HU Proton Institute calls for insurance companies to cover therapy for cancer patients

HAMPTON, Va. (WAVY) — For thousands of cancer patients, access to insurance coverage for proton therapy is a matter of life and death. However, so many patients find themselves locked out as insurance companies still refuse to provide them coverage for this lifesaving treatment modality, according to the Hampton University Proton Institute.

Hampton University Proton Institute is now calling for insurance companies to cover proton therapy for cancer patients. They called for a news conference centered around alleged constant denial of coverage for proton therapy for cancer patients. At that conference, cancer patients and doctors alike spoke about the need for proton therapy and the need for coverage. According to experts, the treatment can cost $100,000 without coverage.

Jack Weber’s wife Dianne is battling Stage 4 anal cancer and her doctors recommend proton therapy. However, according to documents provided by Weber, his provider — Anthem Blue Cross Blue Shield of Virginia — denied coverage.

Documents show her appeal was denied a week later. Their reasoning: Proton therapy is experimental.

So, he did his research and cites a Virginia law.

After a long battle at the Virginia Capitol, the Virginia General Assembly passed a bill in February making it illegal for insurance companies to hold proton therapy to a higher standard than other forms of cancer treatment — such as traditional radiation and chemotherapy — in their coverage determination. This bill, sponsored by Delegate David Yancey (R-Newport News), Hampton University President Dr. William R. Harvey and Bill Thomas, the Associate Vice President of Governmental Relations at Hampton University, emphatically said, “You can’t put a price on someone’s health.”

“It’s not just about my wife. There are cancer treatments throughout the Commonwealth who are being denied treatment by insurance companies and it’s happening over and over again and if you don’t know how to fight, if you are too weak and you don’t have the resources, then you probably aren’t getting the coverage and treatment you need and you are entitled to under your policy,” said Weber. “She’s a fighter and that’s why I married her.”

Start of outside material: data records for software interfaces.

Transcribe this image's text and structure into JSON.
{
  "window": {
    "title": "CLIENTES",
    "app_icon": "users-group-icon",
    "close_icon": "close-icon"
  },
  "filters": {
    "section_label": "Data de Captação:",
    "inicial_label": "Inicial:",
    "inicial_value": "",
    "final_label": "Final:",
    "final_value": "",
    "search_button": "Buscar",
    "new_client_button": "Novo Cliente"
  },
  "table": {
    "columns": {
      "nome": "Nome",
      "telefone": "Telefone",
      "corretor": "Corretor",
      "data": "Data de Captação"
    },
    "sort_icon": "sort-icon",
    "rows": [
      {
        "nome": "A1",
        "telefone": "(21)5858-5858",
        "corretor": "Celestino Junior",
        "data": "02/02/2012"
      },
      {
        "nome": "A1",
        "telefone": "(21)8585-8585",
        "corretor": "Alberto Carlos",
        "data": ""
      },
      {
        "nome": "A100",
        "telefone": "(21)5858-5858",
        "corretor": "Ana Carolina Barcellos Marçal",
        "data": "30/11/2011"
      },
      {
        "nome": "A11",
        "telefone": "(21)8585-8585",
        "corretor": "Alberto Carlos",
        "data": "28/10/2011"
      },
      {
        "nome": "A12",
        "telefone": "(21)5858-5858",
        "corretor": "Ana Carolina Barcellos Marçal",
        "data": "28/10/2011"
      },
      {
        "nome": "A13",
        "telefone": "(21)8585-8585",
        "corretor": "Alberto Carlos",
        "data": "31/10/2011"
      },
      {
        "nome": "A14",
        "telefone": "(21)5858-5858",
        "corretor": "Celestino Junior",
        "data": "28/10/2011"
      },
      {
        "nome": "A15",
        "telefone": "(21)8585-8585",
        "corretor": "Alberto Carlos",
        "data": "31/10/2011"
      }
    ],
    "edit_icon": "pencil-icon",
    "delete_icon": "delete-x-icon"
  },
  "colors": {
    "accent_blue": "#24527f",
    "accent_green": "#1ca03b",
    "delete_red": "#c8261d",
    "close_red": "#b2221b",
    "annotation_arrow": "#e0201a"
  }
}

Dianne and Jack Weber, along with a number of other Virginia residents who feel they were blocked from receiving the best possible treatment for their cancer by their insurance carrier solely due to monetary reasons, attended Thursday’s press conference to tell their stories and fight back.

“These insurance providers in the Commonwealth of Virginia are still refusing to cover proton therapy, period. Enough is enough,” Bill Thomas said.

At the end of the press conference, Weber was informed that the decision by the insurance company was overturned and his wife Dianne would receive coverage.

10 On Your Side received a response from Scott Golden, Director of Corporate Communications with Anthem Blue Cross and Blue Shield:

Each year, loved ones, family members and friends are impacted by cancer. We want to help ensure our members battling this disease have access to safe and effective, evidence-based medical treatment that improves health outcomes. Ms. Weber’s case was reviewed by Anthem and two independent doctors. Subsequently, it went through a review process administered by the Virginia Bureau of Insurance and her treatment was approved. Unique situations like this are why we have our appeals process in place. We are pleased the treatment Ms. Weber was seeking will be a covered benefit under her Anthem health insurance plan. We will be happy to work with Ms. Weber should she run into difficulty scheduling her treatment given the circumstances surrounding Hurricane Harvey and its impact on Houston.

As with all laws affecting insurance coverage, we are fully aware of and have reviewed Virginia’s recent Proton Beam Radiation Therapy legislation and resulting statute. We previously implemented all necessary steps to comply with the law, and will continue to operate accordingly when it comes to making coverage decisions for our members.”